At the end of a not-so-successful week one, we braced for week two. The funny thing is that what was previously foreign to Eli became second nature. As we walked in and saw all the children, some hanging on to their parents’ legs, some using their vocal cords to their full extent, Eli already picked up on where he’s headed and consistent with week one, there were tears as we quickly (as is customary) parted ways. Week two did not end up being quite as successful as we hoped. Another call from the director informed us that if Eli was going to keep coming, he will need to be picked up early, at 11 a.m. instead of the normal 12:30 p.m., since he wouldn’t stop crying. Our child excelled to the top of the class as being the best crier and the most maladjusted COVID baby. As we anxiously awaited the call to pick him up, we got a different call. It turns out he was doing great and was welcome to stay until the normal 12:30 p.m. end of the half day. What a relief. Of course, this success was right before a 10-day camp hiatus due to the holiday weekend during which camp is closed.
As we went into week three of camp, we asked friends to keep us in their prayers for a successful week of Tiger Camp. Now, as we embark on the last and final week of camp, reflecting on almost two months, this was truly the best thing that could have happened to the boy. He made friends, learned new skills, was surrounded by teachers who absolutely loved him and began socializing (and picking up a few habits I would rather not) so much so that he looked forward to coming to camp and being embraced by Ms. Tracey or Ms. Shelly (true story!).
My three biggest takeaways from the past few months: 1) Change is good.
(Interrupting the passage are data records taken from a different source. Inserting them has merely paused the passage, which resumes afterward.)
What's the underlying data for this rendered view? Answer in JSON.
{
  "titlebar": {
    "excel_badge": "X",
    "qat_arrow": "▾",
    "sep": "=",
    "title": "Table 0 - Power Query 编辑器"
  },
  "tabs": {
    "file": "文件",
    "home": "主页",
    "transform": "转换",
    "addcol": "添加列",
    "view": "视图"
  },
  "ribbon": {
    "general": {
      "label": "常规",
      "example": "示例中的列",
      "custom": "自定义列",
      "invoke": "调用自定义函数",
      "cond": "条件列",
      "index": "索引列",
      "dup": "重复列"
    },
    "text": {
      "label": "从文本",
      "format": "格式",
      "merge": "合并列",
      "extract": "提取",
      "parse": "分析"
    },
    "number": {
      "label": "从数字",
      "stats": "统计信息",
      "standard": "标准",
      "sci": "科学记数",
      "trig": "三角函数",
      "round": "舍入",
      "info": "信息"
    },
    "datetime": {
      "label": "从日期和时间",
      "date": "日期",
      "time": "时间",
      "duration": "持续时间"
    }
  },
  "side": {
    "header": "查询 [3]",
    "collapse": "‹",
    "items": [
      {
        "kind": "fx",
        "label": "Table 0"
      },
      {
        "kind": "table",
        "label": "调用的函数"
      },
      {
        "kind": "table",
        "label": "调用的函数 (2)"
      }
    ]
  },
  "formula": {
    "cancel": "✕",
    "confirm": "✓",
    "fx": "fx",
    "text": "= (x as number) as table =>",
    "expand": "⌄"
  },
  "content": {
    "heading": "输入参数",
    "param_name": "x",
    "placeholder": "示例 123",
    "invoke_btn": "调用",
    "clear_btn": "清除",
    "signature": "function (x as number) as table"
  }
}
It should be embraced and welcomed. 2) You’re not reinventing the wheel. Seek help and guidance from people who have done it before. 3) Cherish the time and experience. Enjoy every moment of the bumpy ride, since this is very much only the beginning of the journey called parenting.
In case you were wondering, we were able to secure an incredible full-time setup for the new year with a new school, where the three covenants we believe in are at the core — love unconditionally and keep the boy safe and well, feed him, and be flexible with us. I would argue that nothing speaks to Jewish values more than the above.
Good luck to all other pandemic, first time parents out there as we’re about to start the new school year. Thank you to all teachers who are committed to our children’s (and parents) success and integration.
Shimon Levy is the chief operating officer of the Milwaukee Jewish Federation.